Filipino teachers to receive money from 2012 decision
By KEVIN McGILL
Oct. 27, 2017
NEW ORLEANS (AP) — About 350 teachers recruited in the Philippines to work in Louisiana schools are set to receive roughly $2,200 each from a 2012 federal court decision against a California placement agency.
The American Federation of Teachers, the Southern Poverty Law Center and others had sued in 2010 on behalf of teachers who complained about thousands of dollars in fees charged by Universal Placement International. Advocates said many of the teachers wound up in substandard housing.
An SPLC attorney says the money is being distributed following legal proceedings involving foreclosure and sale of some of agency owner Lourdes Navarro's property.
"The teachers are now splitting the proceeds from that sale," attorney Jim Knoepp said in an email Friday.
The Louisiana Federation of Teachers, which also pursued action on behalf of the teachers, said the Filipinos worked in Caddo, East Baton Rouge, Jefferson and Avoyelles parishes and state-run schools in New Orleans.
"This is the bittersweet ending to a sad story of exploitation," Louisiana Federation of Teachers President Larry Carter said in a news release earlier in the week.

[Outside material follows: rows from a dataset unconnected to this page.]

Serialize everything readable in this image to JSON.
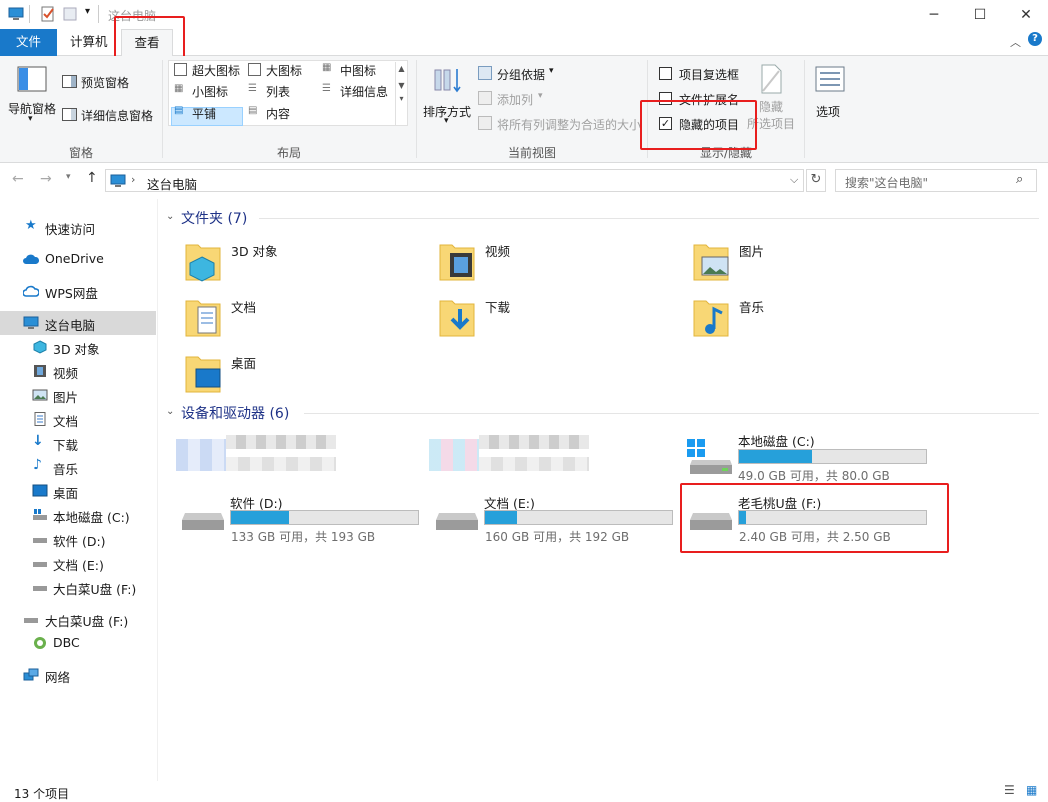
{
  "window": {
    "title": "这台电脑",
    "minimize": "─",
    "maximize": "☐",
    "close": "✕"
  },
  "tabs": {
    "file": "文件",
    "computer": "计算机",
    "view": "查看"
  },
  "ribbon": {
    "panes": {
      "nav_pane": "导航窗格",
      "preview_pane": "预览窗格",
      "details_pane": "详细信息窗格",
      "group": "窗格"
    },
    "layout": {
      "extra_large": "超大图标",
      "large": "大图标",
      "medium": "中图标",
      "small": "小图标",
      "list": "列表",
      "details": "详细信息",
      "tiles": "平铺",
      "content": "内容",
      "group": "布局"
    },
    "current_view": {
      "sort_by": "排序方式",
      "group_by": "分组依据",
      "add_columns": "添加列",
      "fit_columns": "将所有列调整为合适的大小",
      "group": "当前视图"
    },
    "show_hide": {
      "item_checkboxes": "项目复选框",
      "file_extensions": "文件扩展名",
      "hidden_items": "隐藏的项目",
      "hide_selected_1": "隐藏",
      "hide_selected_2": "所选项目",
      "group": "显示/隐藏"
    },
    "options": "选项"
  },
  "address": {
    "path": "这台电脑",
    "search_placeholder": "搜索\"这台电脑\""
  },
  "nav": {
    "quick_access": "快速访问",
    "onedrive": "OneDrive",
    "wps": "WPS网盘",
    "this_pc": "这台电脑",
    "objects3d": "3D 对象",
    "videos": "视频",
    "pictures": "图片",
    "documents": "文档",
    "downloads": "下载",
    "music": "音乐",
    "desktop": "桌面",
    "local_c": "本地磁盘 (C:)",
    "soft_d": "软件 (D:)",
    "doc_e": "文档 (E:)",
    "usb_f_sub": "大白菜U盘 (F:)",
    "usb_f": "大白菜U盘 (F:)",
    "dbc": "DBC",
    "network": "网络"
  },
  "folders": {
    "header": "文件夹 (7)",
    "items": [
      "3D 对象",
      "视频",
      "图片",
      "文档",
      "下载",
      "音乐",
      "桌面"
    ]
  },
  "drives": {
    "header": "设备和驱动器 (6)",
    "items": [
      {
        "name": "本地磁盘 (C:)",
        "free": "49.0 GB 可用，共 80.0 GB",
        "used_fraction": 0.39
      },
      {
        "name": "软件 (D:)",
        "free": "133 GB 可用，共 193 GB",
        "used_fraction": 0.31
      },
      {
        "name": "文档 (E:)",
        "free": "160 GB 可用，共 192 GB",
        "used_fraction": 0.17
      },
      {
        "name": "老毛桃U盘 (F:)",
        "free": "2.40 GB 可用，共 2.50 GB",
        "used_fraction": 0.04
      }
    ]
  },
  "status": {
    "count": "13 个项目"
  },
  "colors": {
    "accent": "#1979ca",
    "bar_fill": "#26a0da",
    "highlight": "#e81e1e",
    "section_head": "#1e3287"
  }
}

The California lawsuit said teachers had to borrow large sums, as much as $16,000, to pay fees to the agency before they left the Philippines. More expenses followed in the U.S., including contracts requiring the teachers to pay a percentage of monthly income to the agency. Teacher advocates said passports and visas often were confiscated and held to ensure fees would be paid.
The suit claimed the threat of huge debt and loss of their visas amounted to forced labor under a federal law against human trafficking passed by Congress in 2000.
After a two-week trial, attorneys said jurors rejected the human trafficking arguments but found the recruiting agency had negligently misrepresented the fees and violated California laws governing employment agencies and unfair business acts. A lawyer for Navarro's agency said after the 2012 verdict that there was no intentional wrongdoing. He called the lawsuit a "witch hunt."